State Republicans Roll Out Tax Proposal

Mar 16, 2017

Senate Republicans rolled out their latest proposal for tax policy changes Thursday morning, days after House Representatives introduced their Tax Reduction Act of 2017.

The proposal out of the high chamber seeks to reduce the corporate tax rate to 2.75 percent, the individual rate to 5.35 percent, and increase the standard deduction to $20,000 for married couples filing jointly.

Tommy Tucker (R-Union), Jerry Tillman (R-Randolph), and Warren Daniel (R-Burke) joined Senate Pro Tem Phil Berger (R- Rockingham) at the General Assembly to tout the plan.

“We’re proposing a billion dollar middle class tax cut. That’s right. And under this plan 99 percent of individuals income tax payers in North Carolina will either receive a tax cut or ay zero income tax,” said Tucker.

The Senate plan would continue the downward tax trend lawmakers have pursued in recent years. GOP lawmakers have changed state tax policy since 2011, reducing corporate and individual rates, while increasing the standard deduction.

In a statement, NC Policy Watch called the proposal a tax cut for the wealthy and profitable corporations.

"The proposal unveiled this morning will do nothing to boost the wages of working people nor will it help connect rural communities to opportunity, despite Senators’ claims," NC Policy Watch said.
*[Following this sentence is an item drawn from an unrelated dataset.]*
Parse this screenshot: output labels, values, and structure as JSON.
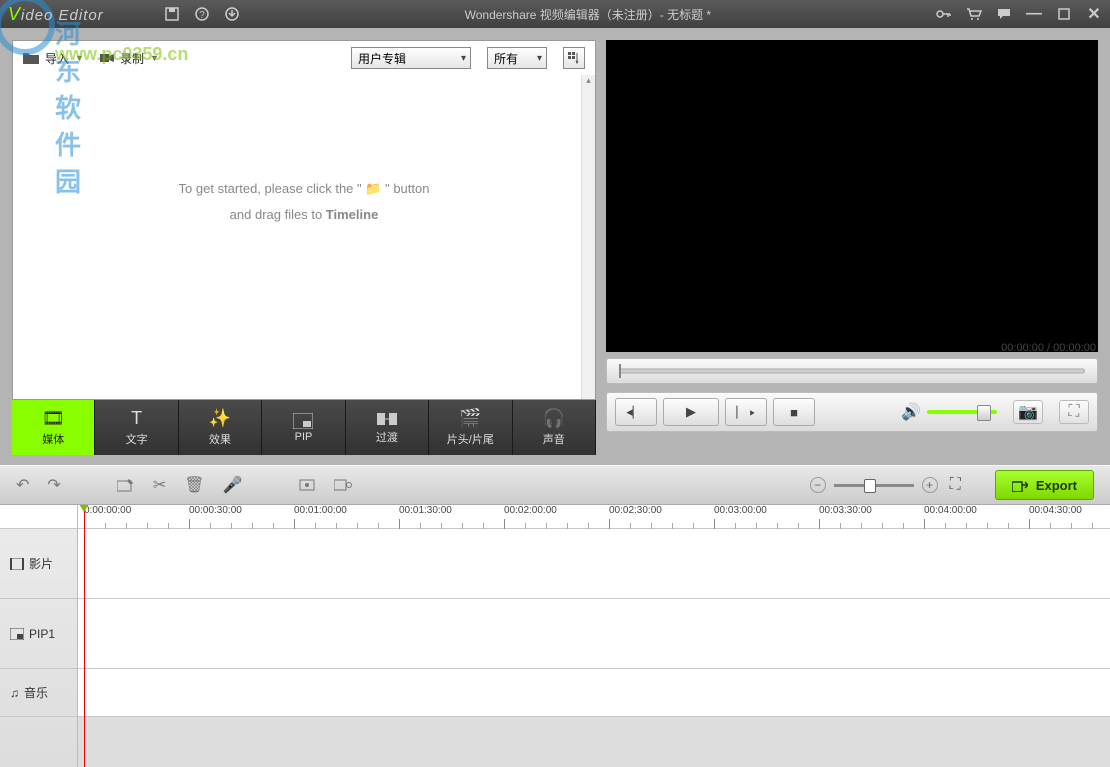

North Carolina had one of the highest corporate tax rates in the southeast at 6.9 percent. A news release from House Speaker Tim Moore (R-Cleveland) called the zero-tax bracket under Democrat control ‘meager’, at $6,000 annually for married couples, and $3,000 for individuals.
 
“This is by far the best tax cut package that I’ve seen. And my co-chairs and I and staff worked through 13 or 14 different scenarios to get that,” Tucker added.
 
Senator Tillman noted that North Carolina is one of the only states in the country projected to have a budget surplus this year. He echoed the sentiments of other Republicans, explaining that North Carolina’s business climate has improved in the years following the recession, due in part to a more welcoming tax structure.
 
The House proposal doesn’t cut taxes as significantly. The two chambers will work toward a compromise this spring in conjunction with passing a state budget.